> [What you are asked to do]
Which lines of the records contain the word "state"? Show each of them.

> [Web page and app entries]
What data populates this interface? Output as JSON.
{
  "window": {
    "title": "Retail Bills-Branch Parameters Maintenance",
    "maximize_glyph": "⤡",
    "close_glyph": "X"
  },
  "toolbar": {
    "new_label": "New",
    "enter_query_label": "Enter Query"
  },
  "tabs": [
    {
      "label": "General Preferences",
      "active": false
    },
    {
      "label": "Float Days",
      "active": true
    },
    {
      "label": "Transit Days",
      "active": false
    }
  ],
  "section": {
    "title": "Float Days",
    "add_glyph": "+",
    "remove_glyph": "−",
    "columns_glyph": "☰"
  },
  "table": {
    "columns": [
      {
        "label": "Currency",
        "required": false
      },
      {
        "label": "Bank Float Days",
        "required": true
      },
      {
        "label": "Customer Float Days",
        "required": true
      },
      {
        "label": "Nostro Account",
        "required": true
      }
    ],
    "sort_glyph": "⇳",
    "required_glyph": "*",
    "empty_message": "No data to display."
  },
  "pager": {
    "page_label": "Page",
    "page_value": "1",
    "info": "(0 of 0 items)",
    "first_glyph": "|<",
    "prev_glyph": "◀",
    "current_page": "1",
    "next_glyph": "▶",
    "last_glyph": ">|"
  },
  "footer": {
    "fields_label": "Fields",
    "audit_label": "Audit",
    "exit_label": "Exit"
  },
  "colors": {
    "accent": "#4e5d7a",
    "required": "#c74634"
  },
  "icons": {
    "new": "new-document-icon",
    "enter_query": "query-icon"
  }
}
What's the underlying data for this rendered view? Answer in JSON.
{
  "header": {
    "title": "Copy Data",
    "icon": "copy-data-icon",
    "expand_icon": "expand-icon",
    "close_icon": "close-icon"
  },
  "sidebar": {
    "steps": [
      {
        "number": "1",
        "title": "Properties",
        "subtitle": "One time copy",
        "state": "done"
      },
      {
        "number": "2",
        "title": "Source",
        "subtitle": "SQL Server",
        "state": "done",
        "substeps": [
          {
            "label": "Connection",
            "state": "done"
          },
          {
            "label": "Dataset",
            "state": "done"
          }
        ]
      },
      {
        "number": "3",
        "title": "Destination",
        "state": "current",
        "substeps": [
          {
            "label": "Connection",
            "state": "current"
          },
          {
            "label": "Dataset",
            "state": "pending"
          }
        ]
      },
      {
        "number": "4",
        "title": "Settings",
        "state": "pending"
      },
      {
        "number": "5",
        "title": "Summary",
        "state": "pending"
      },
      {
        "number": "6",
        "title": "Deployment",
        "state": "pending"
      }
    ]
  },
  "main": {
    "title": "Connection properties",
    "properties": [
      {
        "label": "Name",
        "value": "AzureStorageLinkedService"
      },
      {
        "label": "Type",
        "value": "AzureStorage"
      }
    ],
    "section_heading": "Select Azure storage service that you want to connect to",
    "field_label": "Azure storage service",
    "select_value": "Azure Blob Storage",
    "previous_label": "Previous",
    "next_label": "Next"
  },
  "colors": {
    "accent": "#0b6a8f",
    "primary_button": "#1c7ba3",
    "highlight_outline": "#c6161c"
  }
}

> [Problem solution]
        "state": "done"
        "state": "done",
            "state": "done"
            "state": "done"
        "state": "current",
            "state": "current"
            "state": "pending"
        "state": "pending"
        "state": "pending"
        "state": "pending"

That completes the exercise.